Requirement
Apart from any images, the entries are to be output exactly.

Source records
= = = =
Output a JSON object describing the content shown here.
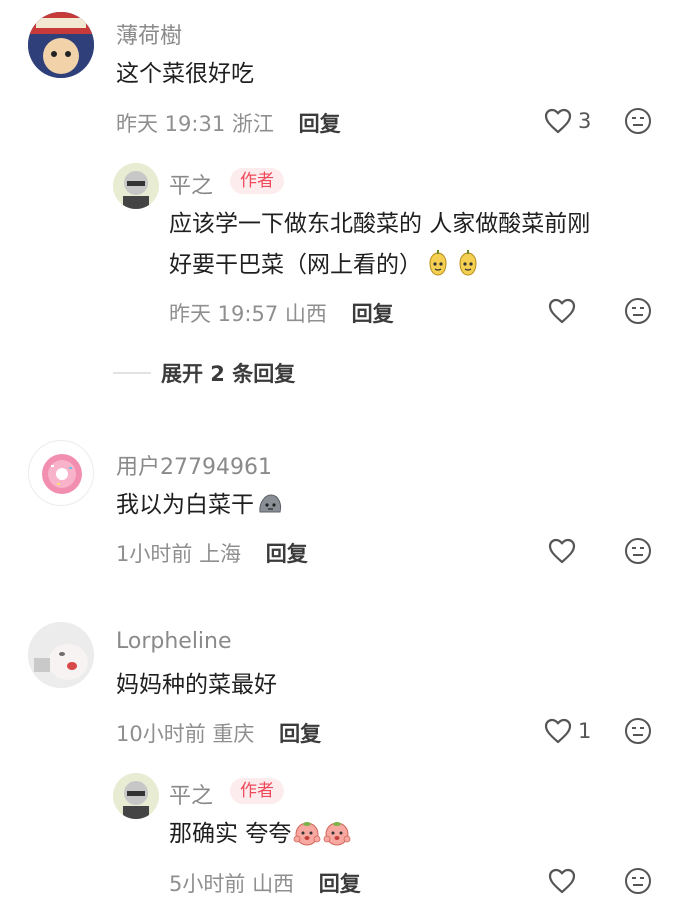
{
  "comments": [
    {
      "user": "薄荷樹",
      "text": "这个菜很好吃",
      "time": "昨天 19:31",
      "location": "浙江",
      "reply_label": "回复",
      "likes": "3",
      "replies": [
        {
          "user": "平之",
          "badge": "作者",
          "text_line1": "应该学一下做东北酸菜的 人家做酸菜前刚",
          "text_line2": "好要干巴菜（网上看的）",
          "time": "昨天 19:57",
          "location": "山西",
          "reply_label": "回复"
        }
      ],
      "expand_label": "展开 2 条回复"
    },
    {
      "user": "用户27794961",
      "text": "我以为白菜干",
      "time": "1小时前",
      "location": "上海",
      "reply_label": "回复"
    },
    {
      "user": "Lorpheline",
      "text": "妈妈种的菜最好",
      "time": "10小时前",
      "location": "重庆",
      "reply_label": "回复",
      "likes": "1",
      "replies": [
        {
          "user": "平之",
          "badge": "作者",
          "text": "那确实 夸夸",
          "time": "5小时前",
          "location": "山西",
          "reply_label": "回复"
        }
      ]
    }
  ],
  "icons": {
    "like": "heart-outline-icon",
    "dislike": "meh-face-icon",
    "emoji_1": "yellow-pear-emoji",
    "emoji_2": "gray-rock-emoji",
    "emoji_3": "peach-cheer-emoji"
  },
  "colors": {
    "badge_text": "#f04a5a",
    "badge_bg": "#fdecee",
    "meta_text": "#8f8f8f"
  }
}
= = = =
Your solution
Output a JSON object describing the content shown here.
{
  "comments": [
    {
      "user": "薄荷樹",
      "text": "这个菜很好吃",
      "time": "昨天 19:31",
      "location": "浙江",
      "reply_label": "回复",
      "likes": "3",
      "replies": [
        {
          "user": "平之",
          "badge": "作者",
          "text_line1": "应该学一下做东北酸菜的 人家做酸菜前刚",
          "text_line2": "好要干巴菜（网上看的）",
          "time": "昨天 19:57",
          "location": "山西",
          "reply_label": "回复"
        }
      ],
      "expand_label": "展开 2 条回复"
    },
    {
      "user": "用户27794961",
      "text": "我以为白菜干",
      "time": "1小时前",
      "location": "上海",
      "reply_label": "回复"
    },
    {
      "user": "Lorpheline",
      "text": "妈妈种的菜最好",
      "time": "10小时前",
      "location": "重庆",
      "reply_label": "回复",
      "likes": "1",
      "replies": [
        {
          "user": "平之",
          "badge": "作者",
          "text": "那确实 夸夸",
          "time": "5小时前",
          "location": "山西",
          "reply_label": "回复"
        }
      ]
    }
  ],
  "icons": {
    "like": "heart-outline-icon",
    "dislike": "meh-face-icon",
    "emoji_1": "yellow-pear-emoji",
    "emoji_2": "gray-rock-emoji",
    "emoji_3": "peach-cheer-emoji"
  },
  "colors": {
    "badge_text": "#f04a5a",
    "badge_bg": "#fdecee",
    "meta_text": "#8f8f8f"
  }
}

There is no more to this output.